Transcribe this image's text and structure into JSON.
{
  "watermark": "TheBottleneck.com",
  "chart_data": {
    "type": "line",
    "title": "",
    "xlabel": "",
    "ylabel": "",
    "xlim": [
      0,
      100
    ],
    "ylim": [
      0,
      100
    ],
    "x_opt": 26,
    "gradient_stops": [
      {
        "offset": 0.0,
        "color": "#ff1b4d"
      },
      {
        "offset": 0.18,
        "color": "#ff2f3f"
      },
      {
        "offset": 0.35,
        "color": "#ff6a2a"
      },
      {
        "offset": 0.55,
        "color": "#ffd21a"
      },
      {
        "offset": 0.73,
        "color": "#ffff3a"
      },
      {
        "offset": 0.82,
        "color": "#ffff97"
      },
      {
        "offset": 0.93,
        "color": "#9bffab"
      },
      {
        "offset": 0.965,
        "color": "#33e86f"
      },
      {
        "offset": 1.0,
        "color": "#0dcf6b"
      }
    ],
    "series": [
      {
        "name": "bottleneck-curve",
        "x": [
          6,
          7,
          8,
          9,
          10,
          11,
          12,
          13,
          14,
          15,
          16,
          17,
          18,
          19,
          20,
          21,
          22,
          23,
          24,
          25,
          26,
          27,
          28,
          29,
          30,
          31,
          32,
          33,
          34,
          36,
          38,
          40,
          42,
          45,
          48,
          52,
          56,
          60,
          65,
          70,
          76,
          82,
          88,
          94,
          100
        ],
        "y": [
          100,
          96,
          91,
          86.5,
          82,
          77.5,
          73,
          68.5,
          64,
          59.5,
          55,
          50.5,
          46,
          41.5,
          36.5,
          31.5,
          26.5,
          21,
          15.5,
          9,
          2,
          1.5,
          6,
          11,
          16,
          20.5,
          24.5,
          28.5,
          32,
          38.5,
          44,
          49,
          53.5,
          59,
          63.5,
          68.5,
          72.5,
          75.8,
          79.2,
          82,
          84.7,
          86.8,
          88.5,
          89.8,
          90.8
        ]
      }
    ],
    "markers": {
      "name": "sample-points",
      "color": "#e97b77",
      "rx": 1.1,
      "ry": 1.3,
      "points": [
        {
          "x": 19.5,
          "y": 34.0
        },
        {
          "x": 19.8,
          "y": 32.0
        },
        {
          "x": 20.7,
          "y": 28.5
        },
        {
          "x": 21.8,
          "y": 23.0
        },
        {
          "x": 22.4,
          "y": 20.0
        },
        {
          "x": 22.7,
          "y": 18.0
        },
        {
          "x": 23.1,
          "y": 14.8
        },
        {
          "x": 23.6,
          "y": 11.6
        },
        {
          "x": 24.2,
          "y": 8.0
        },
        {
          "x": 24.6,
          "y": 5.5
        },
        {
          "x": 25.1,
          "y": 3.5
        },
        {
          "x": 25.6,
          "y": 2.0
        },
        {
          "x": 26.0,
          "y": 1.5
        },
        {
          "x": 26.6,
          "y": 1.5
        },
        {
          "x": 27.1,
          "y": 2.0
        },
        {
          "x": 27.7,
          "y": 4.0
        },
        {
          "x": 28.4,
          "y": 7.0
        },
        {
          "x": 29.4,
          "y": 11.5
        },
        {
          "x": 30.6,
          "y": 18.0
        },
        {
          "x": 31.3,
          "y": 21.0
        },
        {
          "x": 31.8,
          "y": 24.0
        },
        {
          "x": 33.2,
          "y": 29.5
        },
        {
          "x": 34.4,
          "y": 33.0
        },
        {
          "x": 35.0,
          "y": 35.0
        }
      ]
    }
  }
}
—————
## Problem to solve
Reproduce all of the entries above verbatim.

## Your solution
Transcribe this image's text and structure into JSON.
{
  "watermark": "TheBottleneck.com",
  "chart_data": {
    "type": "line",
    "title": "",
    "xlabel": "",
    "ylabel": "",
    "xlim": [
      0,
      100
    ],
    "ylim": [
      0,
      100
    ],
    "x_opt": 26,
    "gradient_stops": [
      {
        "offset": 0.0,
        "color": "#ff1b4d"
      },
      {
        "offset": 0.18,
        "color": "#ff2f3f"
      },
      {
        "offset": 0.35,
        "color": "#ff6a2a"
      },
      {
        "offset": 0.55,
        "color": "#ffd21a"
      },
      {
        "offset": 0.73,
        "color": "#ffff3a"
      },
      {
        "offset": 0.82,
        "color": "#ffff97"
      },
      {
        "offset": 0.93,
        "color": "#9bffab"
      },
      {
        "offset": 0.965,
        "color": "#33e86f"
      },
      {
        "offset": 1.0,
        "color": "#0dcf6b"
      }
    ],
    "series": [
      {
        "name": "bottleneck-curve",
        "x": [
          6,
          7,
          8,
          9,
          10,
          11,
          12,
          13,
          14,
          15,
          16,
          17,
          18,
          19,
          20,
          21,
          22,
          23,
          24,
          25,
          26,
          27,
          28,
          29,
          30,
          31,
          32,
          33,
          34,
          36,
          38,
          40,
          42,
          45,
          48,
          52,
          56,
          60,
          65,
          70,
          76,
          82,
          88,
          94,
          100
        ],
        "y": [
          100,
          96,
          91,
          86.5,
          82,
          77.5,
          73,
          68.5,
          64,
          59.5,
          55,
          50.5,
          46,
          41.5,
          36.5,
          31.5,
          26.5,
          21,
          15.5,
          9,
          2,
          1.5,
          6,
          11,
          16,
          20.5,
          24.5,
          28.5,
          32,
          38.5,
          44,
          49,
          53.5,
          59,
          63.5,
          68.5,
          72.5,
          75.8,
          79.2,
          82,
          84.7,
          86.8,
          88.5,
          89.8,
          90.8
        ]
      }
    ],
    "markers": {
      "name": "sample-points",
      "color": "#e97b77",
      "rx": 1.1,
      "ry": 1.3,
      "points": [
        {
          "x": 19.5,
          "y": 34.0
        },
        {
          "x": 19.8,
          "y": 32.0
        },
        {
          "x": 20.7,
          "y": 28.5
        },
        {
          "x": 21.8,
          "y": 23.0
        },
        {
          "x": 22.4,
          "y": 20.0
        },
        {
          "x": 22.7,
          "y": 18.0
        },
        {
          "x": 23.1,
          "y": 14.8
        },
        {
          "x": 23.6,
          "y": 11.6
        },
        {
          "x": 24.2,
          "y": 8.0
        },
        {
          "x": 24.6,
          "y": 5.5
        },
        {
          "x": 25.1,
          "y": 3.5
        },
        {
          "x": 25.6,
          "y": 2.0
        },
        {
          "x": 26.0,
          "y": 1.5
        },
        {
          "x": 26.6,
          "y": 1.5
        },
        {
          "x": 27.1,
          "y": 2.0
        },
        {
          "x": 27.7,
          "y": 4.0
        },
        {
          "x": 28.4,
          "y": 7.0
        },
        {
          "x": 29.4,
          "y": 11.5
        },
        {
          "x": 30.6,
          "y": 18.0
        },
        {
          "x": 31.3,
          "y": 21.0
        },
        {
          "x": 31.8,
          "y": 24.0
        },
        {
          "x": 33.2,
          "y": 29.5
        },
        {
          "x": 34.4,
          "y": 33.0
        },
        {
          "x": 35.0,
          "y": 35.0
        }
      ]
    }
  }
}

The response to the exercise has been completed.